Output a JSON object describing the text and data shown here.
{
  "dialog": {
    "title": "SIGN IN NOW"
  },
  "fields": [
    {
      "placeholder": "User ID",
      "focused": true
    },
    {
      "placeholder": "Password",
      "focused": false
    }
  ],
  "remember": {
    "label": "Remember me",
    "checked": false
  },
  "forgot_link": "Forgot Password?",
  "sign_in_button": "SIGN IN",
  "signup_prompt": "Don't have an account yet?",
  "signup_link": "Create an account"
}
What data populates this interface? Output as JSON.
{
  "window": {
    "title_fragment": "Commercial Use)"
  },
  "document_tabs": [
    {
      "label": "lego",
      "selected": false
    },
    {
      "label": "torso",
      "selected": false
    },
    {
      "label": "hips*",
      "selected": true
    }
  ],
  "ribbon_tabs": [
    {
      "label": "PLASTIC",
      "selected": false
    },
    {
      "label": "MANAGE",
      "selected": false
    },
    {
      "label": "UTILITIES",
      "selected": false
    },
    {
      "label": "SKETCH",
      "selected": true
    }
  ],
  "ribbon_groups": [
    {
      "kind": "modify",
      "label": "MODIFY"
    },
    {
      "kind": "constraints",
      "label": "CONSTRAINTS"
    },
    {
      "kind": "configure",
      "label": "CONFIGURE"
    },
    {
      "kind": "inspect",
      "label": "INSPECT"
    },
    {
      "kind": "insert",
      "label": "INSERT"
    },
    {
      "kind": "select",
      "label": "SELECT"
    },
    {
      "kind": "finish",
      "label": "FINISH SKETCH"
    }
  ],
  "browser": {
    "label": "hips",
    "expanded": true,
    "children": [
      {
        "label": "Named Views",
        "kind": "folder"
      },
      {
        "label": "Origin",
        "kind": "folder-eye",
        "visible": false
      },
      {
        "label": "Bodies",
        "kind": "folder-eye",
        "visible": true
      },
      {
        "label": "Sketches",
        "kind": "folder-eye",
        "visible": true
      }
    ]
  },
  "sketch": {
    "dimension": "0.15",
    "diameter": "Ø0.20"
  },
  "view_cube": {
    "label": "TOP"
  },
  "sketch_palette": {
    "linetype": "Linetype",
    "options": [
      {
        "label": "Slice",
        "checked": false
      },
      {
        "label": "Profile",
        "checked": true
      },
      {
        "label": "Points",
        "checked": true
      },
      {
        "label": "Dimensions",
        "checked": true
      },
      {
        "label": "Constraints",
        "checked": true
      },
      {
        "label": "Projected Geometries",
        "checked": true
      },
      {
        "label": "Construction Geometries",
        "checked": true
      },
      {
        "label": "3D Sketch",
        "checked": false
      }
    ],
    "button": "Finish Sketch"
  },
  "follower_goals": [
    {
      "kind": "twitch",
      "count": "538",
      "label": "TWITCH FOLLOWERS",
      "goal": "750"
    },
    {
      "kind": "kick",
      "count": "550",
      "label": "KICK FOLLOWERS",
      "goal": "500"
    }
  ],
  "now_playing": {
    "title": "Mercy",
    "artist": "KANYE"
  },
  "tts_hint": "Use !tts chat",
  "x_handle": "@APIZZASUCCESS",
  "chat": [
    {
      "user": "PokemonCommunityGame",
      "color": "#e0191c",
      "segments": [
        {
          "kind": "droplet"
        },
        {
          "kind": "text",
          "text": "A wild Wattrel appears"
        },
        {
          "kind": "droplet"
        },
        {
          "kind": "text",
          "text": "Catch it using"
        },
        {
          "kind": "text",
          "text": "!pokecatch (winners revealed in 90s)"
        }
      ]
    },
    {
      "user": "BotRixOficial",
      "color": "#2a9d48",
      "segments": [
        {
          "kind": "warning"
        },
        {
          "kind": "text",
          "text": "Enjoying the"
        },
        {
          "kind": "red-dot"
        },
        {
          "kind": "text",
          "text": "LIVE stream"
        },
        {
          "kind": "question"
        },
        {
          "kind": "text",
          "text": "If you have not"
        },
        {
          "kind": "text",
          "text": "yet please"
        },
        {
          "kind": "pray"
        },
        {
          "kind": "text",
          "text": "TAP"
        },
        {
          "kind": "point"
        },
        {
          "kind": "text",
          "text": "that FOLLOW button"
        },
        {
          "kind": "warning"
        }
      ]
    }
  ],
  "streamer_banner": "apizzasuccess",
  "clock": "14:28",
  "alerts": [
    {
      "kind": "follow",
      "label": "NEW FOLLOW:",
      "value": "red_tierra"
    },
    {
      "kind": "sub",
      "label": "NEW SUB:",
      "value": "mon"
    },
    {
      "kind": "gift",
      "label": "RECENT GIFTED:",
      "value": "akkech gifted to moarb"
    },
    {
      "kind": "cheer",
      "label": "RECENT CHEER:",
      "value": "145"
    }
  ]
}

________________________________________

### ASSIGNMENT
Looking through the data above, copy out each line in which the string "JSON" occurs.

### ANSWER FOR THIS EXERCISE
Output a JSON object describing the text and data shown here.
What data populates this interface? Output as JSON.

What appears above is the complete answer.